Wednesday December 1, 2010 12:40 Mona
12:42
Dr. Paul Christo: 
I'm glad to hear that it's improving. Given your symptoms, I would seek an evaluation from the primary care doctor to rule out things like trauma to the disc, joints, or nerves of the spine that could be causing your pain.
Wednesday December 1, 2010 12:42 Dr. Paul Christo
12:43
[Comment From CathyCathy: ] 
I am 58 and have been diagnosed with spinal stenosis. I work in the health care field which involves assisting people with their ADLs. Rather than constantly take pain relievers, is there any kind of excercise, etc to relieve the pain/
Wednesday December 1, 2010 12:43 Cathy
12:47
Dr. Paul Christo: 
Spinal stenosis can cause back pain, shooting leg pain, or even no pain depending on the severity. Core strengthening exercises in the abdomen as well as specific stretches for the low back muscles can be helpful to stabilize the spine and reduce pain. Nerve blocks (injections) of local anesthetic and steroid can also provide relief depending on your symptoms and the nature of the stenosis.
Wednesday December 1, 2010 12:47 Dr. Paul Christo
12:47
[Comment From ErinErin: ] 
I'm a runner and being treated by a chiropractor for slipped discs in the lower back. I tried to start running again last week after weeks of doing well with the elliptical and stationary bike and after getting the go-ahead for (short) jogs from my chiropractor. The first jog went fine but the second turned out to be a mistake, and I'm back in pain. Are there any signs I should watch for before I try again (it won't be until spring)?

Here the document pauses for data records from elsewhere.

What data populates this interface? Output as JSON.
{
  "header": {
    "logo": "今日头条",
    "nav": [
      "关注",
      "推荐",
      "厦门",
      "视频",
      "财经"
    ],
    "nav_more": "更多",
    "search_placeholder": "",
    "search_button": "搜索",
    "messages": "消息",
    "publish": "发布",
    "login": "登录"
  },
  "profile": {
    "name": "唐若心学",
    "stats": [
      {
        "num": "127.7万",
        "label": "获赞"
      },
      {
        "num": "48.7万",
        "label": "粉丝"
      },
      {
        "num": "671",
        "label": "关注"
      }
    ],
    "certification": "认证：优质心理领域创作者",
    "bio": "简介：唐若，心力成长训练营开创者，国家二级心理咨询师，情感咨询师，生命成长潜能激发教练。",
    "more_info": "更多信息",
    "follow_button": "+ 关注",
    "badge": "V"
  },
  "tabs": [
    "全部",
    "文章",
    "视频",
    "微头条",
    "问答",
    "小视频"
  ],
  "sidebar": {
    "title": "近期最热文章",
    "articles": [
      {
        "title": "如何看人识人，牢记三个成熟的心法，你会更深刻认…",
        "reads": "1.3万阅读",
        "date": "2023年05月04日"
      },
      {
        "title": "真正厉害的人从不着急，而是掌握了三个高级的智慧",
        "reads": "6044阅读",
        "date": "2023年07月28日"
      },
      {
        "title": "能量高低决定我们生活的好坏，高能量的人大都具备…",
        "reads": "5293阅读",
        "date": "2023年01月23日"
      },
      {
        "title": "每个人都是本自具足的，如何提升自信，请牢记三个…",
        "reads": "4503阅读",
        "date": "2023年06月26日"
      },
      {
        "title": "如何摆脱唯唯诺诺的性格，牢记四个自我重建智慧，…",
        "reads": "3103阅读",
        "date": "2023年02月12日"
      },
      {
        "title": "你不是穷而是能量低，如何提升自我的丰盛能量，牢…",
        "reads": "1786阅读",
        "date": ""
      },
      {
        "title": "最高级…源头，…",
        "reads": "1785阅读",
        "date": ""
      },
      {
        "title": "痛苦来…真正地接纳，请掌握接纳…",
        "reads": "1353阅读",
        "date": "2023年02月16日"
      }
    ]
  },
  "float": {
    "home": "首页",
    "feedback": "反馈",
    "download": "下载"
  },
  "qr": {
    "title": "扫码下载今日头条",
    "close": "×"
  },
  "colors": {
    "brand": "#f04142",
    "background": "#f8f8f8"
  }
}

Wednesday December 1, 2010 12:47 Erin
12:52
Dr. Paul Christo: 
The major signs to be aware of consist of progressive weakenss/numbness in your legs or loss of bowel or bladder function. This can mean that a disc has herniated significantly against the spinal cord and merits a visit with your primary care doctor and spine surgeon. Loading the spine (downward pressure) from jogging, running, weigh lifting may worsen spine problems and should be performed cautiously.
Wednesday December 1, 2010 12:52 Dr. Paul Christo
12:54
[Comment From MattMatt: ] 
Pain meds seem to be the only way I can get relief from back pain [L3/4 & L5/S1 herniations and L1 compression fracture] but Vicodin is constipating & Darvon is being pulled off shelves for causing heart problems. Additionally, they dont work when I have the occasional slipped disc which causes extreme sciatica though it usually only lasts 2-3 days max. Motrin 600 is ineffective. I'm kind of reluctant to use oxycontin / oxycodone because of all the horror stories surrounding them although Vicodin seem to have it's own stories too. What med/s or treatment would you reccommend?
Wednesday December 1, 2010 12:54 Matt
12:57
Dr. Paul Christo: 
Nerve blocks (injections with local anesthetic and steroid) can be helpul. Non-opioids such as gabapentin (neurontin), pregabalin (lyrica), and a group of medications called tricyclic antidepressants (nortriptyline) can help ease shooting leg pain (sciatica). Surgery may be option as well. Finally, a device called a spinal cord stimulator has been shown to be effective in controlling sciatica like pain.
Wednesday December 1, 2010 12:57 Dr. Paul Christo
12:59
Baltimore Sun Health: 
Thanks for all of your great questions. This all the time we have for today. We'll be back in two weeks to discuss another pain topic.
Wednesday December 1, 2010 12:59 Baltimore Sun Health
12:59
Dr. Paul Christo: 
Thank you for your questions. I'll be back in 2 weeks to address another topic on pain. I hope that this was helpful.
Wednesday December 1, 2010 12:59 Dr. Paul Christo
1:03